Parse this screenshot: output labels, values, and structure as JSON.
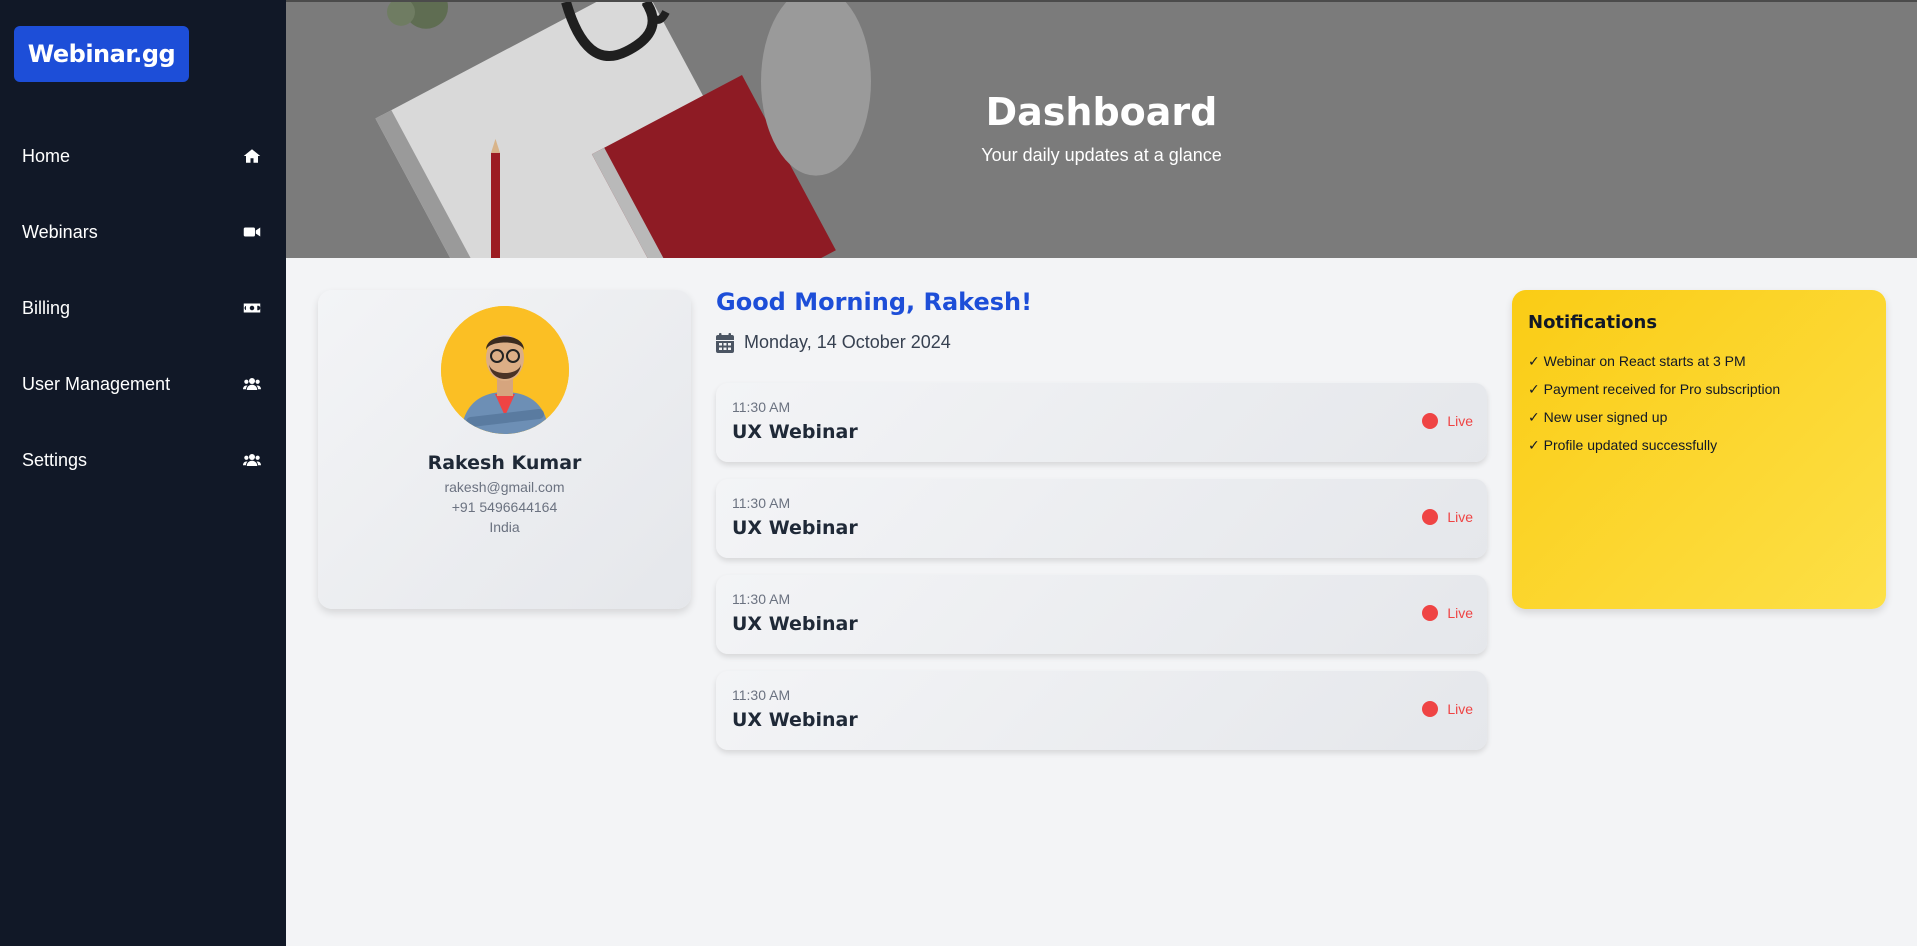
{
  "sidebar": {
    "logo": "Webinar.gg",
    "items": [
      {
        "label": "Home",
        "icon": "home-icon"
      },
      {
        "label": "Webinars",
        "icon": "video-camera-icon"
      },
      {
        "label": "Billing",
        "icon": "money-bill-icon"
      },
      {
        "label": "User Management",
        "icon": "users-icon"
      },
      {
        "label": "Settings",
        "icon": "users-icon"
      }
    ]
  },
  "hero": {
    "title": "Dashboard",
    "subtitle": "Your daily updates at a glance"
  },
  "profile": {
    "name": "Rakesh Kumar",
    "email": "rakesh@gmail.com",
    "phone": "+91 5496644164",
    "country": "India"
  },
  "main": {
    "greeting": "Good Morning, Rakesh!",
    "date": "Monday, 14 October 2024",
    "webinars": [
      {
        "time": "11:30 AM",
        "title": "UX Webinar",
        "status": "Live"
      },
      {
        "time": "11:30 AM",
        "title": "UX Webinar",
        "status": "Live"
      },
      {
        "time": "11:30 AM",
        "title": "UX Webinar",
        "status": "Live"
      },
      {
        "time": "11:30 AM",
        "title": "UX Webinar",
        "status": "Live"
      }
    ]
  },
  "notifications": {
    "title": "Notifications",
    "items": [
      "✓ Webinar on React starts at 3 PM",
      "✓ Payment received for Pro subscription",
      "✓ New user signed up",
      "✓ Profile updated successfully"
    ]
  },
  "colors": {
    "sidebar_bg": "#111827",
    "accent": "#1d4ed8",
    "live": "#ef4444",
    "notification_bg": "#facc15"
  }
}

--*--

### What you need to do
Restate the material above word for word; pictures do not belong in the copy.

### Response
Parse this screenshot: output labels, values, and structure as JSON.
{
  "sidebar": {
    "logo": "Webinar.gg",
    "items": [
      {
        "label": "Home",
        "icon": "home-icon"
      },
      {
        "label": "Webinars",
        "icon": "video-camera-icon"
      },
      {
        "label": "Billing",
        "icon": "money-bill-icon"
      },
      {
        "label": "User Management",
        "icon": "users-icon"
      },
      {
        "label": "Settings",
        "icon": "users-icon"
      }
    ]
  },
  "hero": {
    "title": "Dashboard",
    "subtitle": "Your daily updates at a glance"
  },
  "profile": {
    "name": "Rakesh Kumar",
    "email": "rakesh@gmail.com",
    "phone": "+91 5496644164",
    "country": "India"
  },
  "main": {
    "greeting": "Good Morning, Rakesh!",
    "date": "Monday, 14 October 2024",
    "webinars": [
      {
        "time": "11:30 AM",
        "title": "UX Webinar",
        "status": "Live"
      },
      {
        "time": "11:30 AM",
        "title": "UX Webinar",
        "status": "Live"
      },
      {
        "time": "11:30 AM",
        "title": "UX Webinar",
        "status": "Live"
      },
      {
        "time": "11:30 AM",
        "title": "UX Webinar",
        "status": "Live"
      }
    ]
  },
  "notifications": {
    "title": "Notifications",
    "items": [
      "✓ Webinar on React starts at 3 PM",
      "✓ Payment received for Pro subscription",
      "✓ New user signed up",
      "✓ Profile updated successfully"
    ]
  },
  "colors": {
    "sidebar_bg": "#111827",
    "accent": "#1d4ed8",
    "live": "#ef4444",
    "notification_bg": "#facc15"
  }
}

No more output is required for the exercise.